  • The history of gun control of guns has historically had a racial component. This includes pre Constitutional, pre Civil War, and Jim Crow era laws; actions by unregulated militia in Reconstruction South who, under a number of names, put a priority on seizing guns held by recently free slaves; and a more recent history of open carry demonstrations employed by both Black Panther Party and TEA Party activists to demonstrate their objection to government intrusion into private lives with racially different responses by legislatures, judges, and law enforcement. See Winkler, Adam, Gun Fight: The Battle over the Right to Bear Arms in America. iii Brady Center to Prevent Gun Violence, with data from the Centers for Disease Control and Prevention,  http://1.usa.gov/1Dan1Dz
  • http://wapo.st/1DABXMO
  • http://nbcnews.to/1CGSuJx
  • Open carry and concealed carry laws are often introduced, supported, and celebrated by politicians and advocates based on a presumption that guns are important and appropriate as protection against undefined See for example (http://bit.ly/1PBSc1c and http://bit.ly/1FBtE0a ).

 

[1]  http://www.hsph.harvard.edu/hicrc/firearms-research/gun-ownership-and-use/

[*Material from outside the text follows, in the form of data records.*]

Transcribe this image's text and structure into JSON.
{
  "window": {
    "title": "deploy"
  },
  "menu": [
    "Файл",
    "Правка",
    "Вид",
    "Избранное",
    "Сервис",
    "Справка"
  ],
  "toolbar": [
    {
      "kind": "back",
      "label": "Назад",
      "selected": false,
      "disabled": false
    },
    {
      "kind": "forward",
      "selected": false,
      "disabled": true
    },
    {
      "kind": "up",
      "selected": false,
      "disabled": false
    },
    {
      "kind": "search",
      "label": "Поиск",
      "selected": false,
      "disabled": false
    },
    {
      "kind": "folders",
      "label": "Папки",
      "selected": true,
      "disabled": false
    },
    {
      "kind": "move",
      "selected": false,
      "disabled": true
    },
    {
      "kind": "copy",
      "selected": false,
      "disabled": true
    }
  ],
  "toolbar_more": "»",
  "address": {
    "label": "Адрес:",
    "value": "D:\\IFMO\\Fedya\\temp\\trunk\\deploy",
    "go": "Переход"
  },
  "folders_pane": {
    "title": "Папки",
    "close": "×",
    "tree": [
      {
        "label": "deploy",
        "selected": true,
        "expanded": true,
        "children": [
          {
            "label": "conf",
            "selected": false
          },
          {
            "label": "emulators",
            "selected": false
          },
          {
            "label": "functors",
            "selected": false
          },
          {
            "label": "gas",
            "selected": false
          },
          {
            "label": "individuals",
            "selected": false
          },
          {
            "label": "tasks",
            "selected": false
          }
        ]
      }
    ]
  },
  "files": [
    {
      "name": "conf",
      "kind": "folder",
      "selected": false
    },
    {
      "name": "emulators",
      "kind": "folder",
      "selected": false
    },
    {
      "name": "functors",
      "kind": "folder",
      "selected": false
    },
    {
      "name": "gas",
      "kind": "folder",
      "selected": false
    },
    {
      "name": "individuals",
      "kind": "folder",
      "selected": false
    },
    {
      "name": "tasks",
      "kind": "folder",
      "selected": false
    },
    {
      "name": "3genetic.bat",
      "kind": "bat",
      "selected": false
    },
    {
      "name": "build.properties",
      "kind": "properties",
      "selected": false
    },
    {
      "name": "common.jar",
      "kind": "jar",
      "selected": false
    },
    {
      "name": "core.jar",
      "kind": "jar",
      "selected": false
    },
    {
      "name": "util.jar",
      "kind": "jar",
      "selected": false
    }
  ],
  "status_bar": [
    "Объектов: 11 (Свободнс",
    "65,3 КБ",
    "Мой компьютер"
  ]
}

[2] https://www.aap.org/en-us/advocacy-and-policy/federal-advocacy/pages/AAPFederalGunViolencePreventionRecommendationstoWhiteHouse.aspx